BEGIN DATA TO USE

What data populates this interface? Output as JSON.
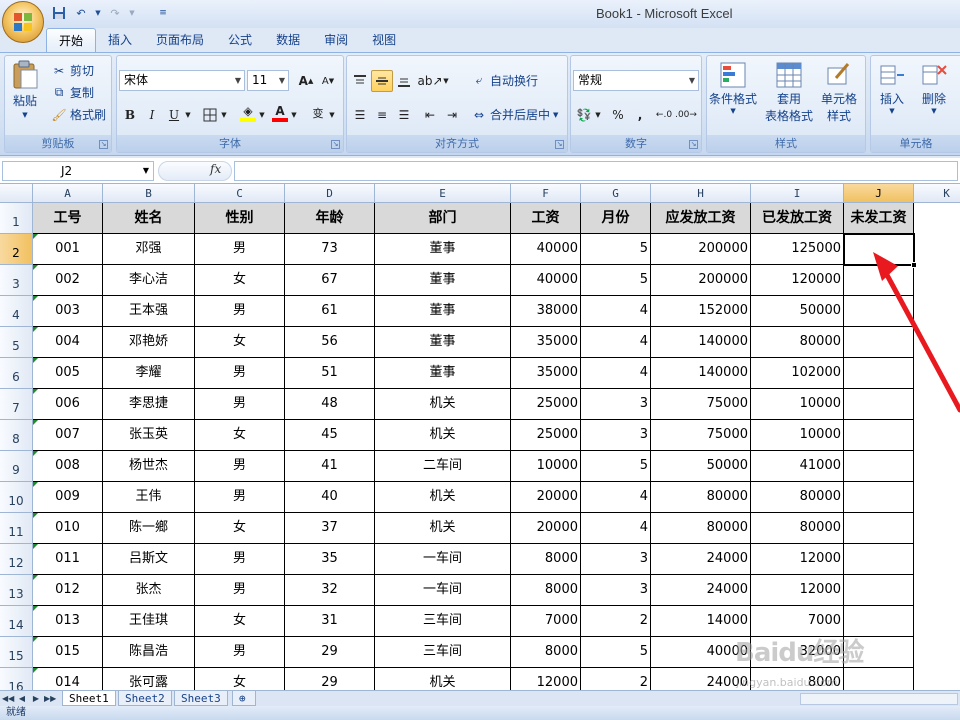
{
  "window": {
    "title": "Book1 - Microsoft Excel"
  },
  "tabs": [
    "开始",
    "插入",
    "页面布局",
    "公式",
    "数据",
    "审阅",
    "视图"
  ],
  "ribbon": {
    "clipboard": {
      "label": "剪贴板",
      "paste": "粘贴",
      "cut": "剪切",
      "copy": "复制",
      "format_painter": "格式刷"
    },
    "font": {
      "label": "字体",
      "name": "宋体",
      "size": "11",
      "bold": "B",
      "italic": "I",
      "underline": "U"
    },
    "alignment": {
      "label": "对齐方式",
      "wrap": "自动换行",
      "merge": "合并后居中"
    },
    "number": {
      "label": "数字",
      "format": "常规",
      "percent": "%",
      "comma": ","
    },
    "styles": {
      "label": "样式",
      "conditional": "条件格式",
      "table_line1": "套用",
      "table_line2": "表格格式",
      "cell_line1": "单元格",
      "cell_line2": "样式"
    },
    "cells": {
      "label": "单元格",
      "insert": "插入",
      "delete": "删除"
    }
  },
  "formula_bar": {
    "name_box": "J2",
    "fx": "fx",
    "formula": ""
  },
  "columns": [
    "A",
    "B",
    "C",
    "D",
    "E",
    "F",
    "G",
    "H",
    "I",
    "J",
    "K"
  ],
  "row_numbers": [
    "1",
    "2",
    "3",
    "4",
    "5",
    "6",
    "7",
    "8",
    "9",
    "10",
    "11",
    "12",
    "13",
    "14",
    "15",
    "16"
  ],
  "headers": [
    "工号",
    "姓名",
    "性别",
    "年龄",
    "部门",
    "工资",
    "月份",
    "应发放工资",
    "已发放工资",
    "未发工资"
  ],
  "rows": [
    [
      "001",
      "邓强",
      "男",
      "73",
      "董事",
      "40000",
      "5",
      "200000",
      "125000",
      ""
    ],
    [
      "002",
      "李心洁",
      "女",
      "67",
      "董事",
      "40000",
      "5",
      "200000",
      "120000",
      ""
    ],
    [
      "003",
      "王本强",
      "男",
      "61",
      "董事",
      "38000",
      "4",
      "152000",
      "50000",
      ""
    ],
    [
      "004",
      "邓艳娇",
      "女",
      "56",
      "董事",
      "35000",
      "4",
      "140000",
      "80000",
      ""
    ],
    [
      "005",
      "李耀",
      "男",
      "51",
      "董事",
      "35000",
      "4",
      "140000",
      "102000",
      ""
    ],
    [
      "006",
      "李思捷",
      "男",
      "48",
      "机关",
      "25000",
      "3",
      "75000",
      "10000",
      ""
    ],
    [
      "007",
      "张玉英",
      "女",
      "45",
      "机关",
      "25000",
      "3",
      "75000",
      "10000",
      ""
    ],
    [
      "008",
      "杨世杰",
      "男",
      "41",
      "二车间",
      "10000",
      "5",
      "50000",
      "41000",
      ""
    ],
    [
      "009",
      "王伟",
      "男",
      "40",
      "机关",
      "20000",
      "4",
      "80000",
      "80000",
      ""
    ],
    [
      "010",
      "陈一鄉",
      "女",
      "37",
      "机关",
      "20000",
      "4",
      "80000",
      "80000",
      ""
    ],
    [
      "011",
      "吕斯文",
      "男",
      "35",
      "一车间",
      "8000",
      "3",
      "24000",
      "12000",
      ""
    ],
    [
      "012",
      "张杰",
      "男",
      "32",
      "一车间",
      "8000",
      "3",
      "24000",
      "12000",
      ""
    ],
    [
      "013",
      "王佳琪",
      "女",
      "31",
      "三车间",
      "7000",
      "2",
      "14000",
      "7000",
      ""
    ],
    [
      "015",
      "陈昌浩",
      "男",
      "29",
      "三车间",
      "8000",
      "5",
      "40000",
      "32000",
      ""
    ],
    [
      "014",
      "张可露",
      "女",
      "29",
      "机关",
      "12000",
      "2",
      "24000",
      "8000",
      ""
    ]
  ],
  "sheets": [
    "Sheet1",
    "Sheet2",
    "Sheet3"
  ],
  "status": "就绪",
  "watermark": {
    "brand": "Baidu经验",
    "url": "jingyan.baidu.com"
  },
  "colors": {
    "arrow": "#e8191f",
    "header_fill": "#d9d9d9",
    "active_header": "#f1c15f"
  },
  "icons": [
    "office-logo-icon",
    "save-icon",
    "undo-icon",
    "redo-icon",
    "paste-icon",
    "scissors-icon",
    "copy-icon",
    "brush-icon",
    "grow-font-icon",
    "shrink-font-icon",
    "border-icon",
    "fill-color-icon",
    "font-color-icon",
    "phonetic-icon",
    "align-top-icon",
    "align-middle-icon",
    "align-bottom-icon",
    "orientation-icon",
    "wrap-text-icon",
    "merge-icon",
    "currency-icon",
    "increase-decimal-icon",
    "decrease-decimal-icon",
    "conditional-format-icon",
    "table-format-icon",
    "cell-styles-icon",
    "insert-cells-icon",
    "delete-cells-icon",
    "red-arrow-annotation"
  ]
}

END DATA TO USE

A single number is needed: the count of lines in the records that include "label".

6